** Task prompt **
Track down every line below that holds "String" and copy it.

(Study material Opens)

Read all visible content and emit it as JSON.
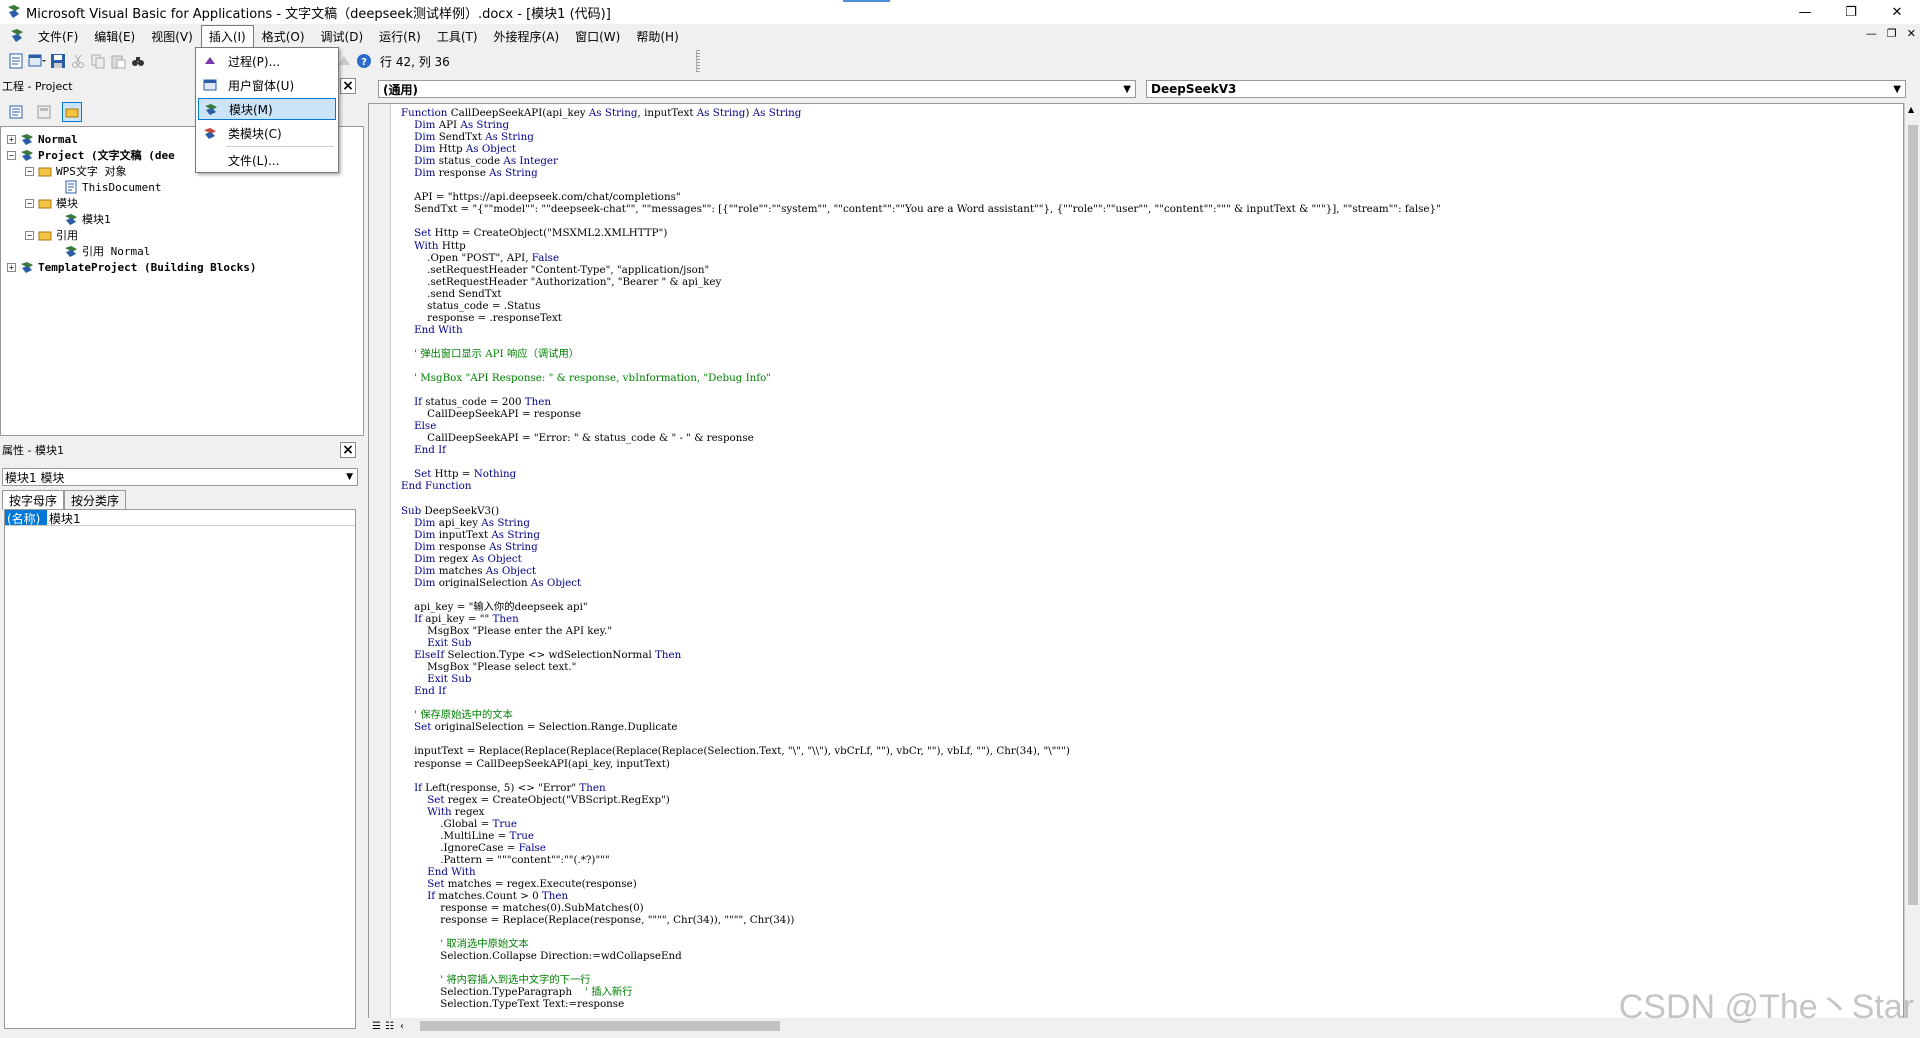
{
  "window": {
    "title": "Microsoft Visual Basic for Applications - 文字文稿（deepseek测试样例）.docx - [模块1 (代码)]",
    "buttons": [
      "—",
      "❐",
      "✕"
    ]
  },
  "menubar": {
    "items": [
      "文件(F)",
      "编辑(E)",
      "视图(V)",
      "插入(I)",
      "格式(O)",
      "调试(D)",
      "运行(R)",
      "工具(T)",
      "外接程序(A)",
      "窗口(W)",
      "帮助(H)"
    ],
    "mdi_buttons": [
      "—",
      "❐",
      "✕"
    ]
  },
  "toolbar": {
    "position": "行 42, 列 36"
  },
  "insert_menu": {
    "items": [
      "过程(P)...",
      "用户窗体(U)",
      "模块(M)",
      "类模块(C)",
      "文件(L)..."
    ],
    "highlighted": "模块(M)"
  },
  "project_panel": {
    "title": "工程 - Project",
    "tree": [
      {
        "label": "Normal",
        "bold": true
      },
      {
        "label": "Project (文字文稿 (dee",
        "bold": true
      },
      {
        "label": "WPS文字 对象",
        "bold": false
      },
      {
        "label": "ThisDocument",
        "bold": false
      },
      {
        "label": "模块",
        "bold": false
      },
      {
        "label": "模块1",
        "bold": false
      },
      {
        "label": "引用",
        "bold": false
      },
      {
        "label": "引用 Normal",
        "bold": false
      },
      {
        "label": "TemplateProject (Building Blocks)",
        "bold": true
      }
    ]
  },
  "properties_panel": {
    "title": "属性 - 模块1",
    "object": "模块1 模块",
    "tabs": [
      "按字母序",
      "按分类序"
    ],
    "rows": [
      {
        "name": "(名称)",
        "value": "模块1"
      }
    ]
  },
  "code_window": {
    "object_dropdown": "(通用)",
    "procedure_dropdown": "DeepSeekV3",
    "lines": [
      "Function CallDeepSeekAPI(api_key As String, inputText As String) As String",
      "    Dim API As String",
      "    Dim SendTxt As String",
      "    Dim Http As Object",
      "    Dim status_code As Integer",
      "    Dim response As String",
      "",
      "    API = \"https://api.deepseek.com/chat/completions\"",
      "    SendTxt = \"{\"\"model\"\": \"\"deepseek-chat\"\", \"\"messages\"\": [{\"\"role\"\":\"\"system\"\", \"\"content\"\":\"\"You are a Word assistant\"\"}, {\"\"role\"\":\"\"user\"\", \"\"content\"\":\"\"\" & inputText & \"\"\"}], \"\"stream\"\": false}\"",
      "",
      "    Set Http = CreateObject(\"MSXML2.XMLHTTP\")",
      "    With Http",
      "        .Open \"POST\", API, False",
      "        .setRequestHeader \"Content-Type\", \"application/json\"",
      "        .setRequestHeader \"Authorization\", \"Bearer \" & api_key",
      "        .send SendTxt",
      "        status_code = .Status",
      "        response = .responseText",
      "    End With",
      "",
      "    ' 弹出窗口显示 API 响应（调试用）",
      "",
      "    ' MsgBox \"API Response: \" & response, vbInformation, \"Debug Info\"",
      "",
      "    If status_code = 200 Then",
      "        CallDeepSeekAPI = response",
      "    Else",
      "        CallDeepSeekAPI = \"Error: \" & status_code & \" - \" & response",
      "    End If",
      "",
      "    Set Http = Nothing",
      "End Function",
      "",
      "Sub DeepSeekV3()",
      "    Dim api_key As String",
      "    Dim inputText As String",
      "    Dim response As String",
      "    Dim regex As Object",
      "    Dim matches As Object",
      "    Dim originalSelection As Object",
      "",
      "    api_key = \"输入你的deepseek api\"",
      "    If api_key = \"\" Then",
      "        MsgBox \"Please enter the API key.\"",
      "        Exit Sub",
      "    ElseIf Selection.Type <> wdSelectionNormal Then",
      "        MsgBox \"Please select text.\"",
      "        Exit Sub",
      "    End If",
      "",
      "    ' 保存原始选中的文本",
      "    Set originalSelection = Selection.Range.Duplicate",
      "",
      "    inputText = Replace(Replace(Replace(Replace(Replace(Selection.Text, \"\\\", \"\\\\\"), vbCrLf, \"\"), vbCr, \"\"), vbLf, \"\"), Chr(34), \"\\\"\"\")",
      "    response = CallDeepSeekAPI(api_key, inputText)",
      "",
      "    If Left(response, 5) <> \"Error\" Then",
      "        Set regex = CreateObject(\"VBScript.RegExp\")",
      "        With regex",
      "            .Global = True",
      "            .MultiLine = True",
      "            .IgnoreCase = False",
      "            .Pattern = \"\"\"content\"\":\"\"(.*?)\"\"\"",
      "        End With",
      "        Set matches = regex.Execute(response)",
      "        If matches.Count > 0 Then",
      "            response = matches(0).SubMatches(0)",
      "            response = Replace(Replace(response, \"\"\"\", Chr(34)), \"\"\"\", Chr(34))",
      "",
      "            ' 取消选中原始文本",
      "            Selection.Collapse Direction:=wdCollapseEnd",
      "",
      "            ' 将内容插入到选中文字的下一行",
      "            Selection.TypeParagraph    ' 插入新行",
      "            Selection.TypeText Text:=response"
    ]
  },
  "watermark": "CSDN @The丶Star"
}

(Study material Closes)

** Exercise output **
      "Function CallDeepSeekAPI(api_key As String, inputText As String) As String",
      "    Dim API As String",
      "    Dim SendTxt As String",
      "    Dim response As String",
      "    Dim api_key As String",
      "    Dim inputText As String",
      "    Dim response As String",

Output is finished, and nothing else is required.